**REQUIRED WORK**
Go through the records below and copy out every line that contains the word "Masukkan".

**DATA EXTRACT**
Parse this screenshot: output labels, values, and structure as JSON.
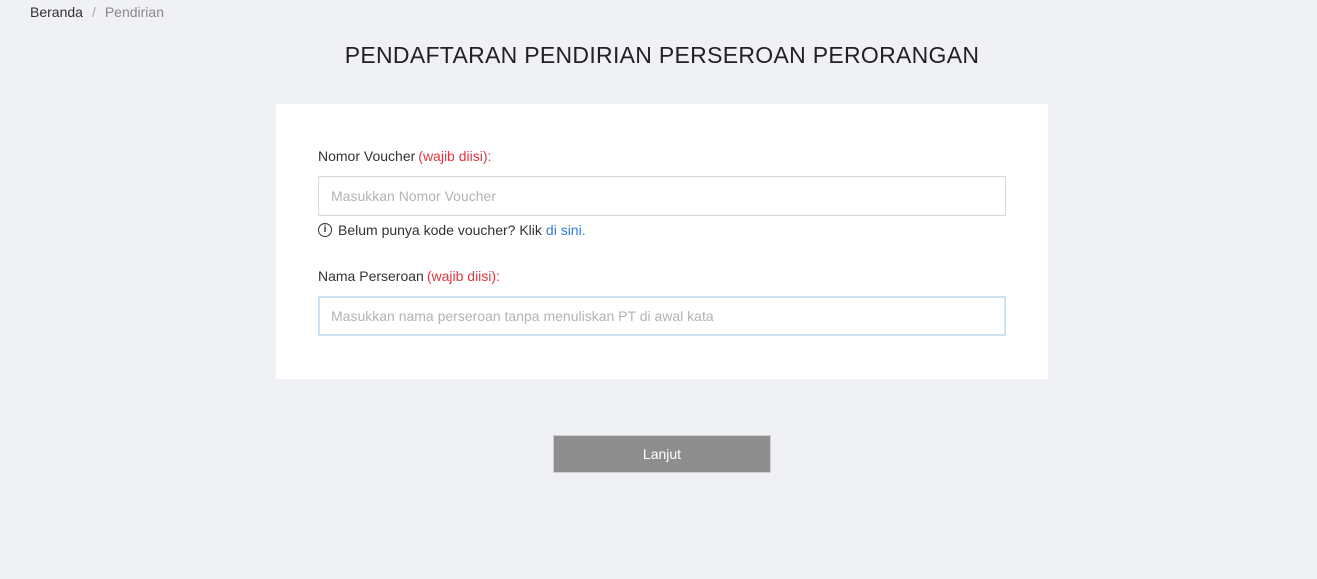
{
  "breadcrumb": {
    "home": "Beranda",
    "separator": "/",
    "current": "Pendirian"
  },
  "page_title": "PENDAFTARAN PENDIRIAN PERSEROAN PERORANGAN",
  "form": {
    "voucher": {
      "label": "Nomor Voucher",
      "required": "(wajib diisi):",
      "placeholder": "Masukkan Nomor Voucher",
      "value": ""
    },
    "hint": {
      "icon": "info-icon",
      "text": "Belum punya kode voucher? Klik",
      "link": "di sini."
    },
    "company_name": {
      "label": "Nama Perseroan",
      "required": "(wajib diisi):",
      "placeholder": "Masukkan nama perseroan tanpa menuliskan PT di awal kata",
      "value": ""
    }
  },
  "continue_button": "Lanjut",
  "colors": {
    "required": "#e0363e",
    "link": "#2f7fd0",
    "button": "#8e8e8e",
    "background": "#f0f1f5"
  }
}
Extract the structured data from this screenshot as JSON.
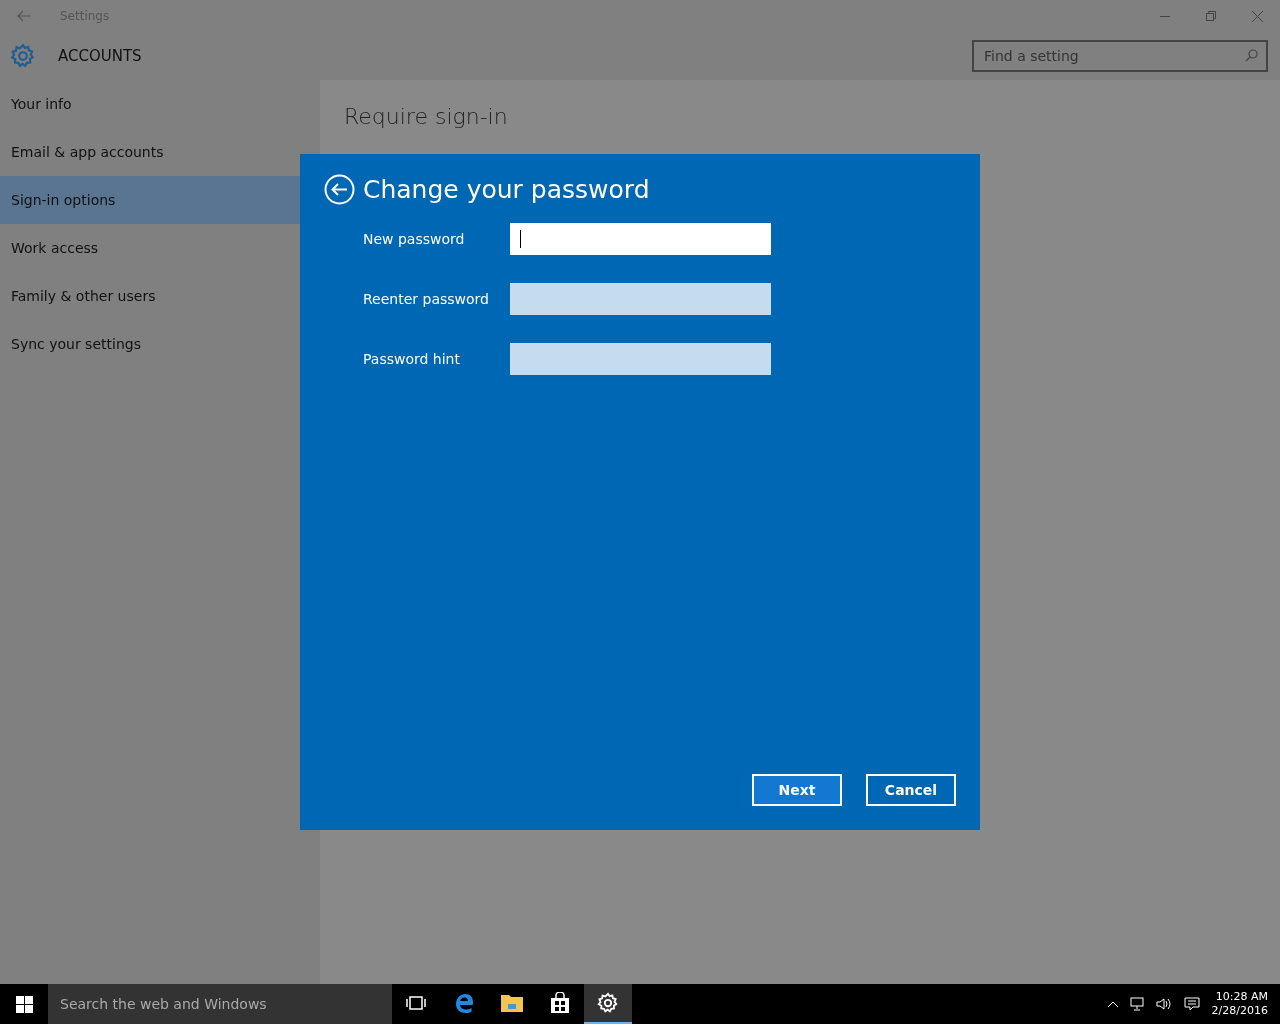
{
  "window": {
    "title": "Settings"
  },
  "header": {
    "title": "ACCOUNTS",
    "search": {
      "placeholder": "Find a setting"
    }
  },
  "sidebar": {
    "items": [
      {
        "label": "Your info",
        "selected": false
      },
      {
        "label": "Email & app accounts",
        "selected": false
      },
      {
        "label": "Sign-in options",
        "selected": true
      },
      {
        "label": "Work access",
        "selected": false
      },
      {
        "label": "Family & other users",
        "selected": false
      },
      {
        "label": "Sync your settings",
        "selected": false
      }
    ]
  },
  "content": {
    "heading": "Require sign-in"
  },
  "dialog": {
    "title": "Change your password",
    "fields": [
      {
        "label": "New password",
        "focused": true
      },
      {
        "label": "Reenter password",
        "focused": false
      },
      {
        "label": "Password hint",
        "focused": false
      }
    ],
    "buttons": [
      {
        "label": "Next",
        "default": true
      },
      {
        "label": "Cancel",
        "default": false
      }
    ]
  },
  "taskbar": {
    "search": {
      "placeholder": "Search the web and Windows"
    },
    "apps": [
      {
        "kind": "task-view",
        "selected": false
      },
      {
        "kind": "browser",
        "selected": false
      },
      {
        "kind": "folder",
        "selected": false
      },
      {
        "kind": "store",
        "selected": false
      },
      {
        "kind": "settings",
        "selected": true
      }
    ],
    "clock": {
      "time": "10:28 AM",
      "date": "2/28/2016"
    }
  }
}
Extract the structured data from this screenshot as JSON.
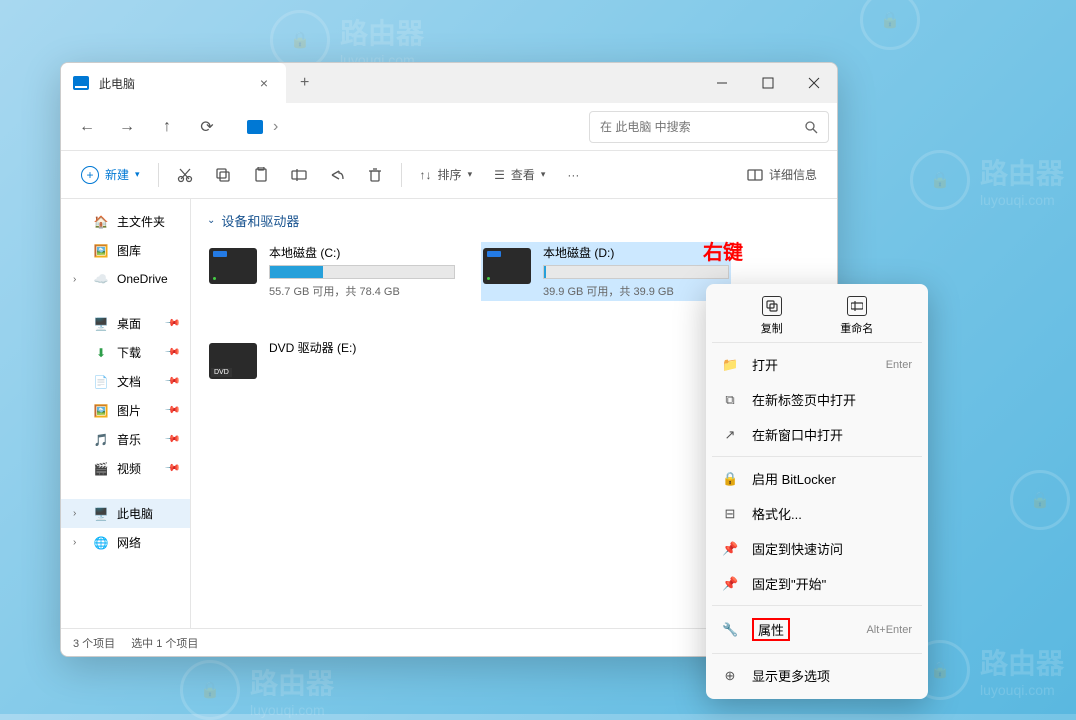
{
  "watermark": {
    "text": "路由器",
    "sub": "luyouqi.com"
  },
  "window": {
    "tab_title": "此电脑",
    "search_placeholder": "在 此电脑 中搜索",
    "toolbar": {
      "new": "新建",
      "sort": "排序",
      "view": "查看",
      "details": "详细信息"
    }
  },
  "sidebar": {
    "home": "主文件夹",
    "gallery": "图库",
    "onedrive": "OneDrive",
    "desktop": "桌面",
    "downloads": "下载",
    "documents": "文档",
    "pictures": "图片",
    "music": "音乐",
    "videos": "视频",
    "this_pc": "此电脑",
    "network": "网络"
  },
  "content": {
    "section": "设备和驱动器",
    "drives": [
      {
        "name": "本地磁盘 (C:)",
        "text": "55.7 GB 可用，共 78.4 GB",
        "fill": 29
      },
      {
        "name": "本地磁盘 (D:)",
        "text": "39.9 GB 可用，共 39.9 GB",
        "fill": 1
      }
    ],
    "dvd": "DVD 驱动器 (E:)"
  },
  "annotation": "右键",
  "statusbar": {
    "count": "3 个项目",
    "selected": "选中 1 个项目"
  },
  "context_menu": {
    "copy": "复制",
    "rename": "重命名",
    "items": [
      {
        "icon": "folder",
        "label": "打开",
        "shortcut": "Enter"
      },
      {
        "icon": "tab",
        "label": "在新标签页中打开",
        "shortcut": ""
      },
      {
        "icon": "window",
        "label": "在新窗口中打开",
        "shortcut": ""
      },
      {
        "sep": true
      },
      {
        "icon": "lock",
        "label": "启用 BitLocker",
        "shortcut": ""
      },
      {
        "icon": "format",
        "label": "格式化...",
        "shortcut": ""
      },
      {
        "icon": "pin",
        "label": "固定到快速访问",
        "shortcut": ""
      },
      {
        "icon": "pin",
        "label": "固定到\"开始\"",
        "shortcut": ""
      },
      {
        "sep": true
      },
      {
        "icon": "wrench",
        "label": "属性",
        "shortcut": "Alt+Enter",
        "highlight": true
      },
      {
        "sep": true
      },
      {
        "icon": "more",
        "label": "显示更多选项",
        "shortcut": ""
      }
    ]
  }
}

**OUTPUT OF THE EXERCISE**
      "placeholder": "Masukkan Nomor Voucher",
      "placeholder": "Masukkan nama perseroan tanpa menuliskan PT di awal kata",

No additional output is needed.